How to resettle the priorities?

  • The Disaster Management Actmight not be categorically designed for dealing with a health crisis.
    • Sub-section 3 (a) of entry 11 of the Act acknowledges the need for “preparedness and capacity building to effectively respond to any threatening disaster situation”.
    • Also, entry 12 mentions about “minimum standard of relief to be provided to persons affected by the Disaster”.
  • However, in the case of India, the situation reveals that the state, despite someconcerted efforts, has been unable to adequately deliver on the dual needs of healthcare and social security for the weaker sections during the pandemic.
  • The emphasis on the repressive measures to deal with the ‘external enemy’, the pandemic which is seen as a ‘disaster’ might have overshadowed the necessity of state care and responsiveness to mitigate the crisis.
  • Such a situation raises serious questions about the state’s preparedness in battling the pandemic as a ‘disaster.’

What needs to be done?

  • Collaboration: There is a need for strengthening collaboration, command, control, and communication systems for efficient, prompt, and graded response and recovery.
  • Infusing technology: Technology cannot replace or make up for other public policy measures, but it does have an increasingly critical role to play in emergency responses.

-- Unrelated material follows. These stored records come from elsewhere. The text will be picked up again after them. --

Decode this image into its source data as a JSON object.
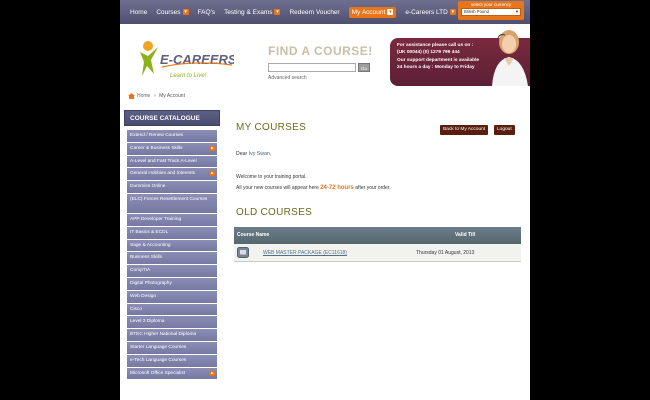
{
  "nav": {
    "items": [
      {
        "label": "Home",
        "caret": false,
        "active": false
      },
      {
        "label": "Courses",
        "caret": true,
        "active": false
      },
      {
        "label": "FAQ's",
        "caret": false,
        "active": false
      },
      {
        "label": "Testing & Exams",
        "caret": true,
        "active": false
      },
      {
        "label": "Redeem Voucher",
        "caret": false,
        "active": false
      },
      {
        "label": "My Account",
        "caret": true,
        "active": true
      },
      {
        "label": "e-Careers LTD",
        "caret": true,
        "active": false
      }
    ],
    "currency_label": "select your currency",
    "currency_value": "British Pound"
  },
  "header": {
    "logo_text": "E-CAREERS",
    "logo_tagline": "Learn to Live!",
    "find_title": "FIND A COURSE!",
    "search_placeholder": "",
    "go_label": "Go",
    "advanced_search": "Advanced search",
    "assist_lines": [
      "For assistance please call us on :",
      "(UK 00044) (0) 1279 799 444",
      "Our support department is available",
      "24 hours a day : Monday to Friday"
    ]
  },
  "breadcrumb": {
    "home": "Home",
    "current": "My Account"
  },
  "catalogue": {
    "title": "COURSE CATALOGUE",
    "items": [
      {
        "label": "Extend / Renew Courses",
        "caret": false,
        "double": false
      },
      {
        "label": "Career & Business Skills",
        "caret": true,
        "double": false
      },
      {
        "label": "A-Level and Fast Track A-Level",
        "caret": false,
        "double": false
      },
      {
        "label": "General Hobbies and Interests",
        "caret": true,
        "double": false
      },
      {
        "label": "Dummies Online",
        "caret": false,
        "double": false
      },
      {
        "label": "(ELC) Forces Resettlement Courses",
        "caret": false,
        "double": true
      },
      {
        "label": "APP Developer Training",
        "caret": false,
        "double": false
      },
      {
        "label": "IT Basics & ECDL",
        "caret": false,
        "double": false
      },
      {
        "label": "Sage & Accounting",
        "caret": false,
        "double": false
      },
      {
        "label": "Business Skills",
        "caret": false,
        "double": false
      },
      {
        "label": "CompTIA",
        "caret": false,
        "double": false
      },
      {
        "label": "Digital Photography",
        "caret": false,
        "double": false
      },
      {
        "label": "Web Design",
        "caret": false,
        "double": false
      },
      {
        "label": "Cisco",
        "caret": false,
        "double": false
      },
      {
        "label": "Level 3 Diploma",
        "caret": false,
        "double": false
      },
      {
        "label": "BTEC Higher National Diploma",
        "caret": false,
        "double": false
      },
      {
        "label": "Starter Language Courses",
        "caret": false,
        "double": false
      },
      {
        "label": "e-Tech Language Courses",
        "caret": false,
        "double": false
      },
      {
        "label": "Microsoft Office Specialist",
        "caret": true,
        "double": false
      }
    ]
  },
  "main": {
    "title": "MY COURSES",
    "back_button": "Back to My Account",
    "logout_button": "Logout",
    "dear_prefix": "Dear",
    "user_name": "Ivy Swan,",
    "welcome_line": "Welcome to your training portal.",
    "courses_line_prefix": "All your new courses will appear here",
    "courses_line_hours": "24-72 hours",
    "courses_line_suffix": "after your order.",
    "old_title": "OLD COURSES",
    "table": {
      "headers": [
        "Course Name",
        "Valid Till"
      ],
      "rows": [
        {
          "course": "WEB MASTER PACKAGE (EC11618)",
          "valid_till": "Thursday 01 August, 2013"
        }
      ]
    }
  },
  "colors": {
    "accent": "#e8751a",
    "nav": "#5a5b7c",
    "sidebar": "#7f83ab",
    "heading": "#6a6a1f",
    "button": "#5a1e0e"
  }
}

Covid-19 presents an excellent opportunity to reflect on the legal plausibility, ethical soundness, and effectiveness to use emerging technologies to inform evidence-based public health interventions.
  • Strong technology infrastructure: Access to a robust, resilient, and secure ICT infrastructure worldwide is critical in a pandemic, and any kind of disaster. 
  • Community-based public health emergency preparedness: There is a need for prioritizing the COVID-19 prevention and control in informal settlements, to assess the community risk perception, and thought process to enable community-based public health emergency preparedness and risk-informed policymaking in the future.
  • Multi-hazard preparedness: Multi-hazard preparedness with a focus on the health needs to be integrated across sectors. Risk assessments and risk preparedness should emerge as a culture for the next generations to enable better management of disasters and public health emergencies.
  • Responsible administration: Good governance, responsive administration, and active coordination should be non-negotiable features of a dynamic process that is driven by transparency and accountability on the part of public officials.
  • Advanced preparedness strategies: Documentation of best practices, creating a knowledge platform for lessons-learning will promote inclusive, participatory, and well-informed preparedness strategies.


Undoubtedly, India’s large population poses an administrative challenge in dealing with any disasters, especially with pandemics such as COVID-19. However, overall management can be strengthened through collaboration and effective measures.


Verifying, please be patient.

Enquire Now